**Stored records**:
※
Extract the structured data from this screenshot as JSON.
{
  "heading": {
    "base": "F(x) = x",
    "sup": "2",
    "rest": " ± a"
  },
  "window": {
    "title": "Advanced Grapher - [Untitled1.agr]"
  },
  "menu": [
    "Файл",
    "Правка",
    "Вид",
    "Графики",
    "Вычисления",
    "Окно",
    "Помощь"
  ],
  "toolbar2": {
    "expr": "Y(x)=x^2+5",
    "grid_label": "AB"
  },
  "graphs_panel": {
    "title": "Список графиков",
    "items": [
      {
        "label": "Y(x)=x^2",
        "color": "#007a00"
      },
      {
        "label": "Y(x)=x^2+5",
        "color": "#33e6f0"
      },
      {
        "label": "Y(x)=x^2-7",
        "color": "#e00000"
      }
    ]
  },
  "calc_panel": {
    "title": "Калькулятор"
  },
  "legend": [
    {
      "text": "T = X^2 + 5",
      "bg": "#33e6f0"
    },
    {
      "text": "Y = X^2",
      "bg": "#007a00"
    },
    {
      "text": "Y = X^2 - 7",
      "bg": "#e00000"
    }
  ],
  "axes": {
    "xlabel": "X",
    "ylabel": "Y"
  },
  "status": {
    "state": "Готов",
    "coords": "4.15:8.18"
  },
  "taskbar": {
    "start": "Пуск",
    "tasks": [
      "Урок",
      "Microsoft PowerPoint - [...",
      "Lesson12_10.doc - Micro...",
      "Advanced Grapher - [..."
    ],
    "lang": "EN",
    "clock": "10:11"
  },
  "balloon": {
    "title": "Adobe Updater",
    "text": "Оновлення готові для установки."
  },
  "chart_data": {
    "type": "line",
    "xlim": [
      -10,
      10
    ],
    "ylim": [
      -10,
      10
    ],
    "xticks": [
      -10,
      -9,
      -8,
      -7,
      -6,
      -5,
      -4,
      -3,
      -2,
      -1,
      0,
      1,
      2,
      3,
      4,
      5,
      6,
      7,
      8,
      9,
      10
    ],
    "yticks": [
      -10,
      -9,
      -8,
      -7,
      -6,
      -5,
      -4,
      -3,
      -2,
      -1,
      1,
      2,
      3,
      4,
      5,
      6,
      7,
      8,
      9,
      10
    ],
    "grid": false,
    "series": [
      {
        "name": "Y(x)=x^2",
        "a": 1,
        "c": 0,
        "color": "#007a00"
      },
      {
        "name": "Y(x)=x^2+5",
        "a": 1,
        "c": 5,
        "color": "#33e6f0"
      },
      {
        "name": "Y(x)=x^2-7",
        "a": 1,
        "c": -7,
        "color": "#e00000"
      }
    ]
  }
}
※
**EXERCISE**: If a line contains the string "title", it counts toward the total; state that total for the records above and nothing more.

**RESULT OF THIS EXERCISE**: 4